139:17 How precious also are Thy thoughts to me, O God!
How vast is the sum of them!
139:18 If I should count them, they would outnumber the sand.
When I awake, I am still with Thee.
These are very comforting verses to the believer. They remind us that God is always thinking of us. In fact, God thinks about us so much that it would be impossible to count all of His thoughts. His thoughts toward us would easily outnumber the sand. We can go to bed at night with the assurance that God is thinking about us. We can wake up in the morning with the same assurance. God never stops thinking about us or being concerned about us.
We too, should think about God. We should fill our minds with godly thoughts. We should think about God when we go to bed at night and when we get up in the morning.
Practical Consideration: We should fill our minds with thoughts of God.
Men who fill their minds with thoughts about God do not have room for lesser or petty thoughts. Paul wrote, “Set your mind on the things above, not on the things that are on earth” (Colossians 3:2). We should set aside time to be alone with God in quiet meditation or in the study of His Word.
139:19 O that Thou wouldst slay the wicked, O God;
Depart from me, therefore, men of bloodshed.
139:20 For they speak against Thee wickedly,
And Thine enemies take Thy name in vain.
139:21 Do I not hate those who hate Thee, O Lord?
And do I not loathe those who rise up against Thee?
139:22 I hate them with the utmost hatred;
They have become my enemies.
Since David was zealous for God and the things of God, he was opposed to any who were in rebellion against God. The word “loathe” means “to abhor” or “be grieved with.” He was opposed to any who were opposed to God. David had the same interests, the same friends, and the same enemies as God. He did not want to be associated with any who were in rebellion against God. 1 Corinthians 15:33 warns, “Do not be deceived: ‘Bad company corrupts good morals.'” Psalm 1:1 states, “How blessed is the man who does not walk in the counsel of the wicked, Nor stand in the path of sinners, Nor sit in the seat of scoffers!”
Practical Consideration: We should love the things God loves. . .and hate the things God hates.
We should love the things that God loves. We should, however, also hate the things God hates. When we love things that God hates, we will have problems in our lives. When we hate things that God loves, we will also have problems in our lives. James wrote, “You adulteresses, do you not know that friendship with the world is hostility toward God? Therefore whoever wishes to be a friend of the world makes himself an enemy of God” (James 4:4).
139:23 Search me, O God, and know my heart;
Try me and know my anxious thoughts;
139:24 And see if there be any hurtful way in me,
And lead me in the everlasting way.
David was concerned about his relationship with God. He did not want to tolerate or harbor anything in his life that might become a barrier between him and God. He gave God permission to make a careful search of his life and remove anything that might keep him from living a life pleasing to God. (Refer to notes on Psalm 19:12-13 on pages 15-16).
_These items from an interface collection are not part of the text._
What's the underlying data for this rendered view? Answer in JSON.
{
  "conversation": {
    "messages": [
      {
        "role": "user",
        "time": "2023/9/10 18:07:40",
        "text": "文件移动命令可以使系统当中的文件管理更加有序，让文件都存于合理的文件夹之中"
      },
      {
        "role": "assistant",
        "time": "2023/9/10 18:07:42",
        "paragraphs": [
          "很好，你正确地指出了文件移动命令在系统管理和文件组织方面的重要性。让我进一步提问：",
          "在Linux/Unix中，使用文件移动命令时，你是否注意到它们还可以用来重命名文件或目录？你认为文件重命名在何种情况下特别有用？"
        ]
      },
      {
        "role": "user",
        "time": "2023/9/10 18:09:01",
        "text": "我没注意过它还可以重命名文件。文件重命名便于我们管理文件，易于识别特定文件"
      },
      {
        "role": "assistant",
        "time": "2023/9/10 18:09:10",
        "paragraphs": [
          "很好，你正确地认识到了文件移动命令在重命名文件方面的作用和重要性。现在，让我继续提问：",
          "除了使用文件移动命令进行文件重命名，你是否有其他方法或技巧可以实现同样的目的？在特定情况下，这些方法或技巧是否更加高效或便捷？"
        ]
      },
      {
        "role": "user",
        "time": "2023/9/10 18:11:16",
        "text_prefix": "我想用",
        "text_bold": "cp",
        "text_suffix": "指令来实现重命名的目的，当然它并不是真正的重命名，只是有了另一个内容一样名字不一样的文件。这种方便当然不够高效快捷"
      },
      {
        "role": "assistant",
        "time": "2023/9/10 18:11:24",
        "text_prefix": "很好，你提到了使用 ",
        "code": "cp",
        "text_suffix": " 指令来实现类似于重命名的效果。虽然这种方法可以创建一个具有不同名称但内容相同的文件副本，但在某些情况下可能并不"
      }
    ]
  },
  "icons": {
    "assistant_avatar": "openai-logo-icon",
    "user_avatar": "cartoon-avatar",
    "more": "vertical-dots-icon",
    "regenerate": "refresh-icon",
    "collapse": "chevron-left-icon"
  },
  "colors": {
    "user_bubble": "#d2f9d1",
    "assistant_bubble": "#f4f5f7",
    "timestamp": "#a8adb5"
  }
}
Practical Consideration: We should not harbor anything that hinders our walk with God.
We should not tolerate or harbor anything in our lives that hinders or impairs our walk with God. Tolerating many “little” things that are displeasing to God can easily destroy men. Harboring attitudes and grievances and sins that are displeasing to God can easily destroy men. Men who allow such things in their lives will be destroyed from the inside out. We must give God permission to search us daily and be willing to remove anything that can impede our walk with Him.